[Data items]
*** Block opens ***
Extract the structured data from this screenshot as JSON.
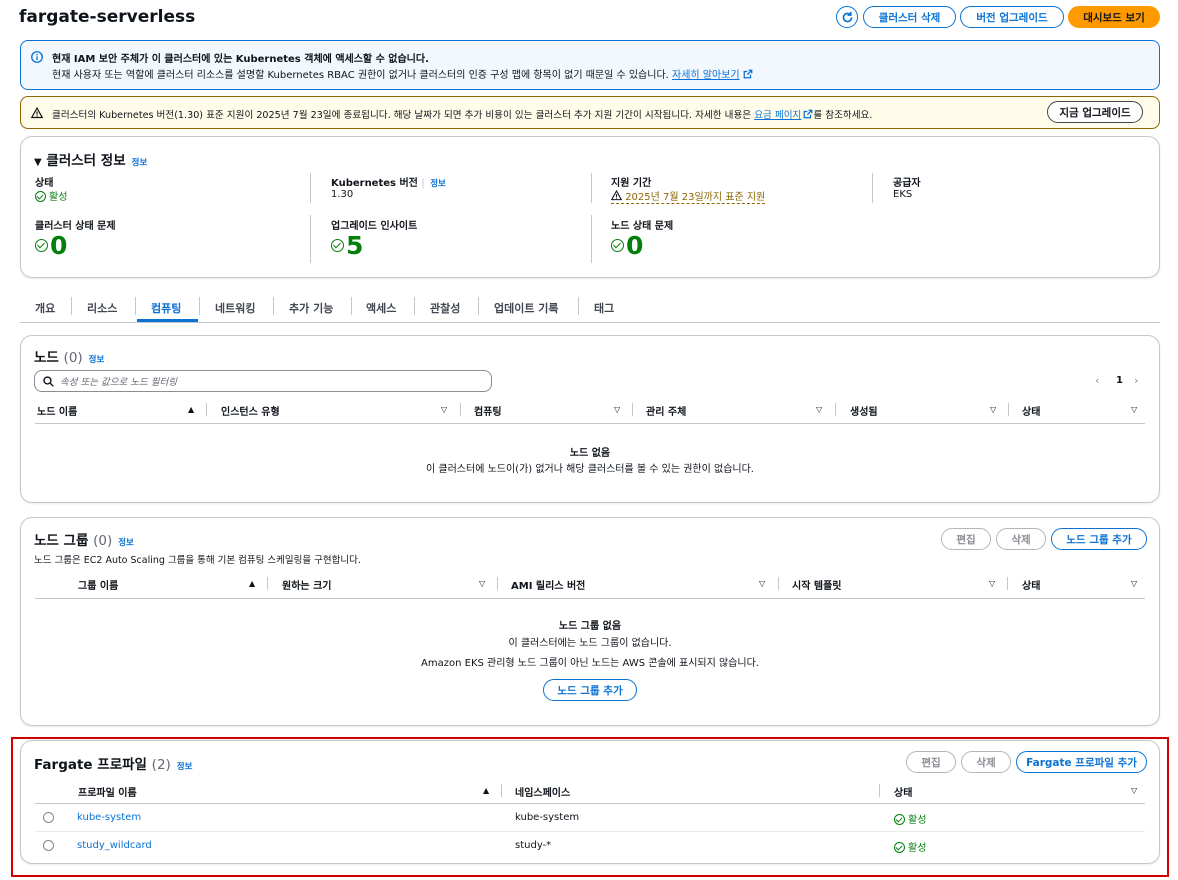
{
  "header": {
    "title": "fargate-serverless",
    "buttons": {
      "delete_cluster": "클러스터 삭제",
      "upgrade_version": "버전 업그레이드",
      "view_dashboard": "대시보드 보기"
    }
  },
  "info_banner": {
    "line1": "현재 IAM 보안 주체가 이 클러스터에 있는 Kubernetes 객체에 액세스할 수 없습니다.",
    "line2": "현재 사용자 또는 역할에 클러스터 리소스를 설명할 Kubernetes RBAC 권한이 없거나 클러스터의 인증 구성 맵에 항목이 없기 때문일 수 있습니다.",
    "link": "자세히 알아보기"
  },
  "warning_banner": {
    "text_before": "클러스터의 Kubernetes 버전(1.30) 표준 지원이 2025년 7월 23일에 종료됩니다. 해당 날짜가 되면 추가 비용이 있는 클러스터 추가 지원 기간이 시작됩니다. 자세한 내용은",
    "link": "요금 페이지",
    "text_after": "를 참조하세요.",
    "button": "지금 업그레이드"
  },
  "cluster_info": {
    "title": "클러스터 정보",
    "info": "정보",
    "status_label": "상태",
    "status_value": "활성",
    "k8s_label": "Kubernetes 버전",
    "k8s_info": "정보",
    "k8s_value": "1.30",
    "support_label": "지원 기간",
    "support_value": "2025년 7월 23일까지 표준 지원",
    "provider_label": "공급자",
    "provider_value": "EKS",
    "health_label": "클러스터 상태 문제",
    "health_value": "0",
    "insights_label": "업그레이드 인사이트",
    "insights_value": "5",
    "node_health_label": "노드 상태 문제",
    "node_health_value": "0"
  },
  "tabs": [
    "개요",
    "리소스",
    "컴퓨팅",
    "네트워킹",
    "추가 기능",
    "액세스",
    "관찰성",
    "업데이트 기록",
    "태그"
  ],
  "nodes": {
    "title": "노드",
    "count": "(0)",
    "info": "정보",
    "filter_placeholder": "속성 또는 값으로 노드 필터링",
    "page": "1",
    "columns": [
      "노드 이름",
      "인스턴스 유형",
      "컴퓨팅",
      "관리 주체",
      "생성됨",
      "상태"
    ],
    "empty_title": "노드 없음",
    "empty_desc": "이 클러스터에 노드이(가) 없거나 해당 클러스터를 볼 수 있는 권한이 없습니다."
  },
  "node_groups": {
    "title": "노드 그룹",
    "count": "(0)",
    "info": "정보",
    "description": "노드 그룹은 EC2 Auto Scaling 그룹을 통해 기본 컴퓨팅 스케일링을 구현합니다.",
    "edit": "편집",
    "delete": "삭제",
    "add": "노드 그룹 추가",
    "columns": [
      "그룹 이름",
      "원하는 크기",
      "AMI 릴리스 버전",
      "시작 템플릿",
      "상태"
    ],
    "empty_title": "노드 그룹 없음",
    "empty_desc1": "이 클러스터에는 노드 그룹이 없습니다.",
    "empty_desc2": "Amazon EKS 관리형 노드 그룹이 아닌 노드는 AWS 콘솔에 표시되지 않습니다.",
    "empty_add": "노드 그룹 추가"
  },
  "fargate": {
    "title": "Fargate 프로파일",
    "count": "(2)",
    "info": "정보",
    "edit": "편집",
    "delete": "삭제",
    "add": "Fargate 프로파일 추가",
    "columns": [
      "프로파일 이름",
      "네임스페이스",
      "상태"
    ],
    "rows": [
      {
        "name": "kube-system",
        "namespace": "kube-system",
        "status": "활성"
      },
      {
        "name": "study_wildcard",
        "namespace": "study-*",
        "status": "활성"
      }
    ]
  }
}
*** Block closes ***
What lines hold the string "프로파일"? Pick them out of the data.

    "title": "Fargate 프로파일",
    "add": "Fargate 프로파일 추가",
      "프로파일 이름",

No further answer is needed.